A. Tony: I'm sorry to hear you're suffering. I would definitely see an orthopaedic surgeon for this. In its mild form, Tietze's syndrome is merely irritation of the small joints as the ribs join the breastplate. This is clearly much more severe. I think you certainly need further investigation with some x-rays and maybe a CT or MRI in the first instance.
Q. mummyfluffbrain: I have suffered with RSI and other muscular skeletal problems off and on for the past nine years, principally caused by working at a desk but exacerbated by carrying children.
The only treatment offered to me by the NHS has been four physiotherapy ultrasound sessions which have achieved nothing. As my condition can be quite debilitating, I have had no choice but to fund my own treatment and after a lot of expensive trial and error, I have found that a combination of the Alexander Technique and osteopathy works best to relieve my problems.
Given our increasing reliance on technology at work and home, RSI and other muscular skeletal problems are on the increase. So why is there not more widespread understanding and diagnosis of the problem and funding of appropriate treatments?
A. Tony: To be quite frank, this is why I have just set up the London RSI Clinic. It is not just the NHS. Even in the private sector, patients tend to be passed from pillar to post without any support or guidance. There are big gaps between referrals and often patients have expensive treatments which end up never working. Our approach is a multidisciplinary team. There is no duplication of referrals and no wasted time at all.
With regards to osteopathy, this is usually extremely beneficial as one component of therapy. The reason for this is manual-type therapy (manipulations, deep friction massage) can help release the tethered tissues and nerves. All therapies that are based around correct posture, breathing and core strength have been shown over many years to help with musculoskeletal problems. It is the bedrock of treatment of these conditions.
DISCLAIMER: All information and advice is provided as a source of general guidance only and should not replace the advice of your doctor or any other individual in the health care profession.
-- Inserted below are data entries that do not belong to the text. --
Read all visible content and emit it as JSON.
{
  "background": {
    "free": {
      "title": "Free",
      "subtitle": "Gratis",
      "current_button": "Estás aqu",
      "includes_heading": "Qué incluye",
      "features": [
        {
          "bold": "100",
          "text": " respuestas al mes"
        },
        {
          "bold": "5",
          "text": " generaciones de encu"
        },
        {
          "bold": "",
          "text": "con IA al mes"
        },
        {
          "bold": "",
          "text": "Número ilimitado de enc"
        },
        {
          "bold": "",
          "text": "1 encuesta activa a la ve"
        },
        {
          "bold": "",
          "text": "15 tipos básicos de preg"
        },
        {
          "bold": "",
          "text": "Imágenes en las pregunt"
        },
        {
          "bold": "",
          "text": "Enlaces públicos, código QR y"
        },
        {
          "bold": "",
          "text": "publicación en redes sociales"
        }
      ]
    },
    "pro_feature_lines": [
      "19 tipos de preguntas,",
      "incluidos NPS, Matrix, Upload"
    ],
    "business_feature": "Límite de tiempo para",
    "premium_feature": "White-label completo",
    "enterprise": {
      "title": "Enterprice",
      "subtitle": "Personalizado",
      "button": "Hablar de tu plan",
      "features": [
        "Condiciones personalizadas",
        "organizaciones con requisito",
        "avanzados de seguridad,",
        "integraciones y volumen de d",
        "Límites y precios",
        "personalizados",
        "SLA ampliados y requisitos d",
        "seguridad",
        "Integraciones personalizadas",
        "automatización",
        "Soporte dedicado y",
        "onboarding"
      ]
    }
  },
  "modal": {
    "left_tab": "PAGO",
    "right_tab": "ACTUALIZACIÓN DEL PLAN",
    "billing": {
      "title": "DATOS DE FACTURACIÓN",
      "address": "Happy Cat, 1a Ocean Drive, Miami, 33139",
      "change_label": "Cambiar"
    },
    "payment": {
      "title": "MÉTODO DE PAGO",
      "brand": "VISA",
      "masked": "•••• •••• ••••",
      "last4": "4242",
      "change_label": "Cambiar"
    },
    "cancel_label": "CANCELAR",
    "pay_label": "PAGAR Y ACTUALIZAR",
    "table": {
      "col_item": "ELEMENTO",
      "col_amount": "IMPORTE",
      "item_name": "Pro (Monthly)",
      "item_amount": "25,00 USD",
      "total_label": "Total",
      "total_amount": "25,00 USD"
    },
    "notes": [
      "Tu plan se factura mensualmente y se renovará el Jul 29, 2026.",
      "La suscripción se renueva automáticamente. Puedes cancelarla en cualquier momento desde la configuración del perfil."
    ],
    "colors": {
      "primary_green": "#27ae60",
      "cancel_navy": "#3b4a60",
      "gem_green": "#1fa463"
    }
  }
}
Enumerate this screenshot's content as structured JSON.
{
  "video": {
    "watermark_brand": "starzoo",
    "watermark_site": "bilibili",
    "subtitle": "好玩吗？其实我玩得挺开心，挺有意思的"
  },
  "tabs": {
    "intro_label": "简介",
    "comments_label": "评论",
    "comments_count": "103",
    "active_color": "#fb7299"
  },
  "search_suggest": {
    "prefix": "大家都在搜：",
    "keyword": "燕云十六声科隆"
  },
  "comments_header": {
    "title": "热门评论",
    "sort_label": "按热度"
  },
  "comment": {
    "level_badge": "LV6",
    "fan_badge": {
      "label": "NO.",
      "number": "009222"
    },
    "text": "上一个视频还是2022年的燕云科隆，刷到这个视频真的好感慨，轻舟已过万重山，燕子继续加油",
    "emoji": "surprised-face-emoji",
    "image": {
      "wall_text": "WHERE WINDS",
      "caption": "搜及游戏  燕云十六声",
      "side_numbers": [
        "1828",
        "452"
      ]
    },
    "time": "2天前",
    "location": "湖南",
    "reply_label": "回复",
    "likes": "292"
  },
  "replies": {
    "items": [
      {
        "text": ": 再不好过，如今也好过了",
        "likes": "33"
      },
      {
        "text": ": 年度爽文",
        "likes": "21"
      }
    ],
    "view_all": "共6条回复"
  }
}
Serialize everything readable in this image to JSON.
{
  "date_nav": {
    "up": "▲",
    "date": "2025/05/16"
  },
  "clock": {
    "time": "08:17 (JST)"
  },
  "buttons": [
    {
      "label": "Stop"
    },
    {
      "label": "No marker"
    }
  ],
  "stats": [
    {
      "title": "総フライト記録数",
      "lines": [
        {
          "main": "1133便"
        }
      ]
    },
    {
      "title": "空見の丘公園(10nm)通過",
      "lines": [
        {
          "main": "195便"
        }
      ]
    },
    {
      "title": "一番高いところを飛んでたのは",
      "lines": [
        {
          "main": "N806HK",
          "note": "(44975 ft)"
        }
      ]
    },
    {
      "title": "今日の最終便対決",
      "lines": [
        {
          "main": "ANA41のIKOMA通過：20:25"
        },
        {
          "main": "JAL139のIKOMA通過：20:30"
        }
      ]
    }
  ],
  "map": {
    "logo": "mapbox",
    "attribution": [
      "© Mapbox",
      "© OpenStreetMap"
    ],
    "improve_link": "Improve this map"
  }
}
If you have any concerns about your symptoms please see your GP or call NHS Direct.
Last updated: about 1 year ago